As I wrote in the last post, Elias and Kari Borresen boarded two successive ships for their trip to America: the Scandinavia to Scotland, then the Britannia for the Atlantic crossing.
The ship Scandinavia is described on the Norway Heritage site (featured on a company poster in my January 3 post). It was built by C. & W. Earle in Hull, England, in 1865, just four years before our relatives boarded. Its burden was 615 gross, its dimensions 203.5 feet x 26.1 feet x 16 feet. It was built with two masts, bark rigged, clipper stem, iron construction, single screw, and a service speed of nine knots.

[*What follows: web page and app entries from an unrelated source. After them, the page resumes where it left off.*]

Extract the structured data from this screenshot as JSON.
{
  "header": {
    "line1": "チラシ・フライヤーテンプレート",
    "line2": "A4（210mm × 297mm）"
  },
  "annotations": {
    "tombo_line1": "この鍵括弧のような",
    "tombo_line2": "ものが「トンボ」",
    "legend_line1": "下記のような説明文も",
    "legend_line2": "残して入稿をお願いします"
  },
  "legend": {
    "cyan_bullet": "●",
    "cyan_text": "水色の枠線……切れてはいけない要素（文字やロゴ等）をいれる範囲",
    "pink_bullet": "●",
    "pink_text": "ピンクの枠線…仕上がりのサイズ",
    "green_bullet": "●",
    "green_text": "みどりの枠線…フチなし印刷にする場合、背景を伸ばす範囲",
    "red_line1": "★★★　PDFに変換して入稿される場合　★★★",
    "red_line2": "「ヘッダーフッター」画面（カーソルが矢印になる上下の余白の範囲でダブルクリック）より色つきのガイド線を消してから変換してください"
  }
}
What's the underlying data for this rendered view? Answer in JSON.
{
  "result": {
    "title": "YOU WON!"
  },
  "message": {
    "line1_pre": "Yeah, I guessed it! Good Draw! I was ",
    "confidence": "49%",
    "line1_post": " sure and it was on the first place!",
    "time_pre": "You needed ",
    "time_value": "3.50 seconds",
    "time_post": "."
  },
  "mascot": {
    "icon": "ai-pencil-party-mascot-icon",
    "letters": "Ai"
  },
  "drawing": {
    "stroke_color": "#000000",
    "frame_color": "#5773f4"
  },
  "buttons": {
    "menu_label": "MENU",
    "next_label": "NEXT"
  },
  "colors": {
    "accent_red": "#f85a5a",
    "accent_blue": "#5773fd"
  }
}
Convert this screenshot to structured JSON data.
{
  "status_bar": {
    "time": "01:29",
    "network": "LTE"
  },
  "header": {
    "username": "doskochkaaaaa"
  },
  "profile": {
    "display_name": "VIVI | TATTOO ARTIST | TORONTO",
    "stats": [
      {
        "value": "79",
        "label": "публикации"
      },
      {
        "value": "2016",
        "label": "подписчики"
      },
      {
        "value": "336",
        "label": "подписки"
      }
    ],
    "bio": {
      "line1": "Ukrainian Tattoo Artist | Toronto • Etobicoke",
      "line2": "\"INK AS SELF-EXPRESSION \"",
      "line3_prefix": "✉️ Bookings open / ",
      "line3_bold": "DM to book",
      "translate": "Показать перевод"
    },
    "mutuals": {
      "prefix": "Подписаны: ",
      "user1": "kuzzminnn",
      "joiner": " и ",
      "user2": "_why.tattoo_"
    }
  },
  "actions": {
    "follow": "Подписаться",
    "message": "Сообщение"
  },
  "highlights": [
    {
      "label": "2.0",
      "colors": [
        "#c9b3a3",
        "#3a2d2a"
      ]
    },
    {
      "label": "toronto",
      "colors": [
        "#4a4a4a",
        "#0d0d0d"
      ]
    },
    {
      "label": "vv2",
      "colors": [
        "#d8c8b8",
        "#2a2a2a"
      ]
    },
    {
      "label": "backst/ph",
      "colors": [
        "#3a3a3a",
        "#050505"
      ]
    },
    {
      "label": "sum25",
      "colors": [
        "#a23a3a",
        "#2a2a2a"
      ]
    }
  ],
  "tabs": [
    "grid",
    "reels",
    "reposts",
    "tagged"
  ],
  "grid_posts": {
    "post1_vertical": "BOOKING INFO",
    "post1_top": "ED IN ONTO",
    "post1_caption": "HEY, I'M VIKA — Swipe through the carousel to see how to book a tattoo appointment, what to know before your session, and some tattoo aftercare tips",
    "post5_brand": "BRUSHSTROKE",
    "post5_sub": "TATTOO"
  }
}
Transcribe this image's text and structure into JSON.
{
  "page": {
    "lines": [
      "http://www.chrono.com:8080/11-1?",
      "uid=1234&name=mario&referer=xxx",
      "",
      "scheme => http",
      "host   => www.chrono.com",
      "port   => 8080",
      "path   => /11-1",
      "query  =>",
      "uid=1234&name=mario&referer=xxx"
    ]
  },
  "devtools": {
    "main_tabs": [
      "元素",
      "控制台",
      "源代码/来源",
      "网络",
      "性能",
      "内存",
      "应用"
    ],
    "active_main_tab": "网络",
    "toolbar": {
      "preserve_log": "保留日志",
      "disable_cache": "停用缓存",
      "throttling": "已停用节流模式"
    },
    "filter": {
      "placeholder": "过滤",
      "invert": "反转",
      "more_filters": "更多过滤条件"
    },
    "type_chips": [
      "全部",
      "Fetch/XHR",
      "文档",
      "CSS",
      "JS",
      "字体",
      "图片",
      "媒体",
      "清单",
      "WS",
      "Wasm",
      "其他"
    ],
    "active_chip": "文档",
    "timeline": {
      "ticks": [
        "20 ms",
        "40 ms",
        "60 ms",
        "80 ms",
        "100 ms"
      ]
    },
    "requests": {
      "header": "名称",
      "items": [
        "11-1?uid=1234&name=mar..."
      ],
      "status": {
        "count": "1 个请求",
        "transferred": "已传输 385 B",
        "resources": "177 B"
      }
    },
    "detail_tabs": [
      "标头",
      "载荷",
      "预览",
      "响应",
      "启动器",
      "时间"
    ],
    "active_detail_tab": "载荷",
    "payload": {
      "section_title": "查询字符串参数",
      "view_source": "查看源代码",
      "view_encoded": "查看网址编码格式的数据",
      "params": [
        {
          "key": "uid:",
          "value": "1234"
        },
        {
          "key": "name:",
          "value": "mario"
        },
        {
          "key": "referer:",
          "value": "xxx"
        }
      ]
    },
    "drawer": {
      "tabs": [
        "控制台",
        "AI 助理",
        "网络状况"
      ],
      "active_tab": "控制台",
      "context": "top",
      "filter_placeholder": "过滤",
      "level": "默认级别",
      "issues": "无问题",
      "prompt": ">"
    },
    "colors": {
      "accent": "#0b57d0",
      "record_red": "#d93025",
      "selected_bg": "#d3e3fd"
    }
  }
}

The ship Britannia is much larger, its burden being 1,392 gross, with dimensions of 261.5 feet length and a beam of 33.1 feet. It was iron construction with a clipper stem, one funnel, three masts, a single screw and service speed of 10 knots. There was accommodation for 40 first class, 90 second class, and 300 third class passengers. This ship was built in 1863 in Glasgow, Scotland, by Tod and McGregor for the Anchor line of Glasgow. Her maiden voyage took place in June 1863 and on January 29, 1873, she was wrecked on Scotland’s Isle of Arran with no loss of life. Here’s a drawing of her.
Let me add just this from the Norway Heritage site. When the transatlantic trip had to be made by sail, 53 days was the average time. By the time Elias and Kari made the trip, 12 days was more typical. What an improvement! Big changes in technology were happening then as well as today. As I noted previously, Elias and Kari’s trip from Christiania to New York took a few days less than a month. Without knowing more about these ships, it would appear they could travel under sail or steam power, an advantage on days without wind.